»»

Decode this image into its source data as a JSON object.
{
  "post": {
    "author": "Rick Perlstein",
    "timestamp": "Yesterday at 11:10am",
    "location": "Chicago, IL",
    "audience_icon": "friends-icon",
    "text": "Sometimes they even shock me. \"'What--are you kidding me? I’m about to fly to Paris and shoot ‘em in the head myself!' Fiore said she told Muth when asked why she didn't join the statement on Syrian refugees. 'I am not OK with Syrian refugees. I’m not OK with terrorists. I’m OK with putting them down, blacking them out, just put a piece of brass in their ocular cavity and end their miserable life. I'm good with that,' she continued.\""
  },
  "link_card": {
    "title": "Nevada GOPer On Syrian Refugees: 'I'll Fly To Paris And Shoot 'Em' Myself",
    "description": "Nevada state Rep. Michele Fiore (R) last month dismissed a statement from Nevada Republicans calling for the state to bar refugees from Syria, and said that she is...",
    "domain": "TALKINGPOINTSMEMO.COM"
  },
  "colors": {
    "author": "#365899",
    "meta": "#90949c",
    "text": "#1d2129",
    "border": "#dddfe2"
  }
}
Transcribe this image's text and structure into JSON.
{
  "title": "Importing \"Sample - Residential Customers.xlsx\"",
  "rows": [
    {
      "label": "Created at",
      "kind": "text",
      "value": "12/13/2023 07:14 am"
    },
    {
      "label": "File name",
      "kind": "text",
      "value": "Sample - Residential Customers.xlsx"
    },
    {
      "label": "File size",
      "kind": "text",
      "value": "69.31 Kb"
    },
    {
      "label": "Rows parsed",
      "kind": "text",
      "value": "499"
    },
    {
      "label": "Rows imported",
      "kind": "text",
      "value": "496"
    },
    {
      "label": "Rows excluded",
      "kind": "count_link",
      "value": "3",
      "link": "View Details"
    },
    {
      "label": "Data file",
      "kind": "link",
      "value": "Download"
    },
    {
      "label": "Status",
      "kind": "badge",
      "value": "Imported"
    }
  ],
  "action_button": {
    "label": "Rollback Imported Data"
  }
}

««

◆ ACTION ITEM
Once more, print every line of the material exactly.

◆ EXPECTED ANSWER
Decode this image into its source data as a JSON object.
{
  "post": {
    "author": "Rick Perlstein",
    "timestamp": "Yesterday at 11:10am",
    "location": "Chicago, IL",
    "audience_icon": "friends-icon",
    "text": "Sometimes they even shock me. \"'What--are you kidding me? I’m about to fly to Paris and shoot ‘em in the head myself!' Fiore said she told Muth when asked why she didn't join the statement on Syrian refugees. 'I am not OK with Syrian refugees. I’m not OK with terrorists. I’m OK with putting them down, blacking them out, just put a piece of brass in their ocular cavity and end their miserable life. I'm good with that,' she continued.\""
  },
  "link_card": {
    "title": "Nevada GOPer On Syrian Refugees: 'I'll Fly To Paris And Shoot 'Em' Myself",
    "description": "Nevada state Rep. Michele Fiore (R) last month dismissed a statement from Nevada Republicans calling for the state to bar refugees from Syria, and said that she is...",
    "domain": "TALKINGPOINTSMEMO.COM"
  },
  "colors": {
    "author": "#365899",
    "meta": "#90949c",
    "text": "#1d2129",
    "border": "#dddfe2"
  }
}
Transcribe this image's text and structure into JSON.
{
  "title": "Importing \"Sample - Residential Customers.xlsx\"",
  "rows": [
    {
      "label": "Created at",
      "kind": "text",
      "value": "12/13/2023 07:14 am"
    },
    {
      "label": "File name",
      "kind": "text",
      "value": "Sample - Residential Customers.xlsx"
    },
    {
      "label": "File size",
      "kind": "text",
      "value": "69.31 Kb"
    },
    {
      "label": "Rows parsed",
      "kind": "text",
      "value": "499"
    },
    {
      "label": "Rows imported",
      "kind": "text",
      "value": "496"
    },
    {
      "label": "Rows excluded",
      "kind": "count_link",
      "value": "3",
      "link": "View Details"
    },
    {
      "label": "Data file",
      "kind": "link",
      "value": "Download"
    },
    {
      "label": "Status",
      "kind": "badge",
      "value": "Imported"
    }
  ],
  "action_button": {
    "label": "Rollback Imported Data"
  }
}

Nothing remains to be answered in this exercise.